The ESP Game
is an idea in computer science
for addressing the problem of creating difficult metadata
.The idea behind the game is to use the computational power of humans
to perform a task that computers
cannot yet do (originally, image recognition
) by packaging the task as a game
.It was originally conceived by Luis von Ahn
of Carnegie Mellon University
bought a licence to create its own version of the game in 2006 in order to return better search results for its online images. The licence of the data acquired by Ahn's ESP Game, or the Google version, is not clear.
is currently (as of 2009
) a task that computers are almost incapable of. Humans are perfectly capable of it, but not necessarily willing.
The applications and uses of having so many labeled images are significant; for example, more accurate image searching and accessibility for visually impaired users (by reading out an image's labels).

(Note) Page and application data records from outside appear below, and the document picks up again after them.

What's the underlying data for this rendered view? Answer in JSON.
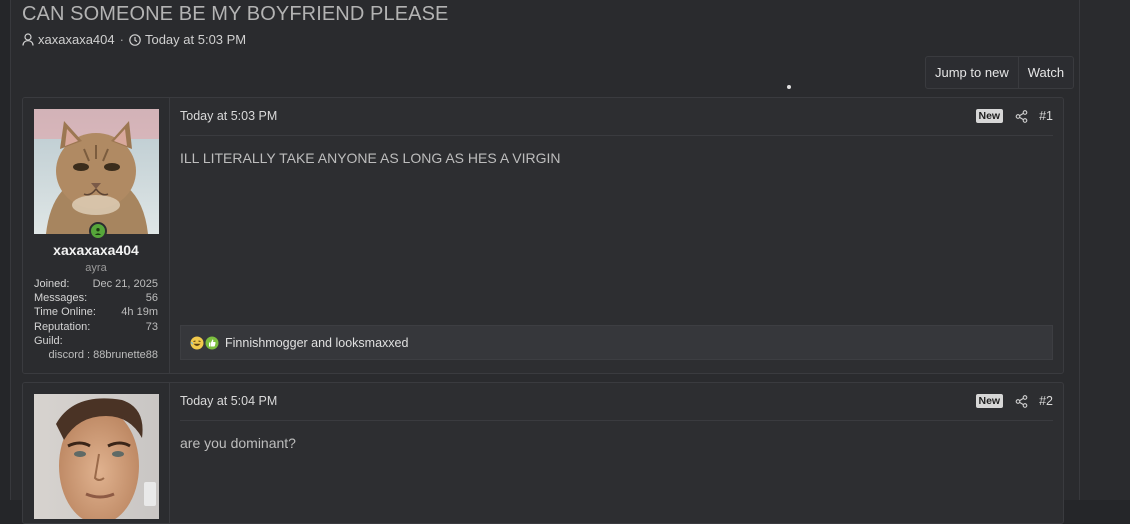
{
  "thread": {
    "title": "CAN SOMEONE BE MY BOYFRIEND PLEASE",
    "author": "xaxaxaxa404",
    "separator": "·",
    "date": "Today at 5:03 PM"
  },
  "buttons": {
    "jump_to_new": "Jump to new",
    "watch": "Watch"
  },
  "posts": [
    {
      "username": "xaxaxaxa404",
      "user_title": "ayra",
      "stats": [
        {
          "label": "Joined:",
          "value": "Dec 21, 2025"
        },
        {
          "label": "Messages:",
          "value": "56"
        },
        {
          "label": "Time Online:",
          "value": "4h 19m"
        },
        {
          "label": "Reputation:",
          "value": "73"
        }
      ],
      "guild_label": "Guild:",
      "guild_value": "discord : 88brunette88",
      "date": "Today at 5:03 PM",
      "badge": "New",
      "number": "#1",
      "text": "ILL LITERALLY TAKE ANYONE AS LONG AS HES A VIRGIN",
      "reactions_text": "Finnishmogger and looksmaxxed"
    },
    {
      "date": "Today at 5:04 PM",
      "badge": "New",
      "number": "#2",
      "text": "are you dominant?"
    }
  ],
  "icons": {
    "author": "user-icon",
    "date": "clock-icon",
    "share": "share-icon",
    "online": "online-status-icon",
    "reactions": [
      "laugh-emoji-icon",
      "thumbs-up-icon"
    ]
  },
  "colors": {
    "page_bg": "#2a2b2e",
    "post_bg": "#2d2e31",
    "online_green": "#56a63a",
    "like_green": "#7cbf3f",
    "laugh_yellow": "#f2c94c"
  }
}
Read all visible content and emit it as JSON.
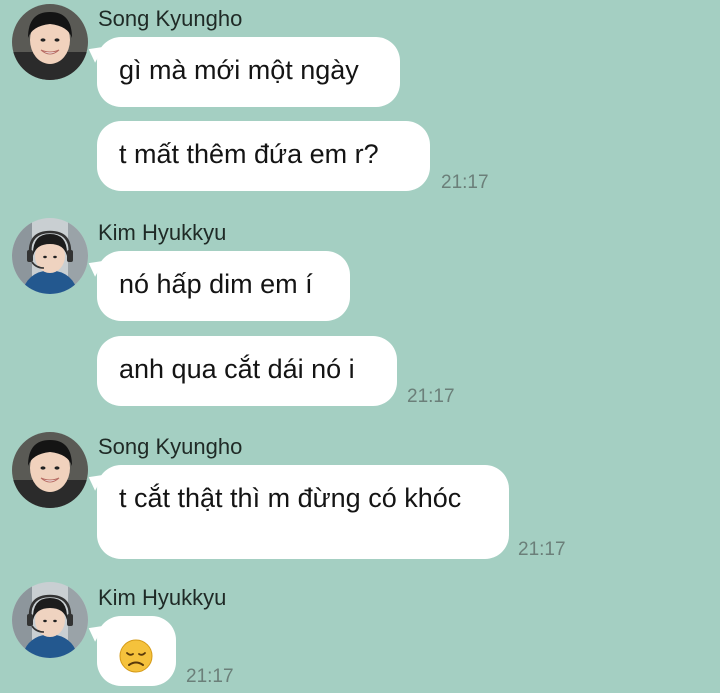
{
  "colors": {
    "background": "#a4cfc2",
    "bubble": "#ffffff",
    "timestamp": "#6b7f79"
  },
  "messages": [
    {
      "sender": "Song Kyungho",
      "avatar": "avatar-song-kyungho",
      "bubbles": [
        "gì mà mới một ngày",
        "t mất thêm đứa em r?"
      ],
      "time": "21:17"
    },
    {
      "sender": "Kim Hyukkyu",
      "avatar": "avatar-kim-hyukkyu",
      "bubbles": [
        "nó hấp dim em í",
        "anh qua cắt dái nó i"
      ],
      "time": "21:17"
    },
    {
      "sender": "Song Kyungho",
      "avatar": "avatar-song-kyungho",
      "bubbles": [
        "t cắt thật thì m đừng có khóc"
      ],
      "time": "21:17"
    },
    {
      "sender": "Kim Hyukkyu",
      "avatar": "avatar-kim-hyukkyu",
      "bubbles": [
        "😞"
      ],
      "time": "21:17"
    }
  ]
}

The idea of partnering two people to label images ensures that entered words will be accurate. Since the only thing the two partners have in common is that they both see the same image, they must enter reasonable labels to have any chance of agreeing on one.
The ESP Game as it is currently implemented encourages players to assign “obvious” labels, which are most likely to lead to an agreement with the partner. But these labels can often be deduced from the labels already present using an appropriate language model and such... Read More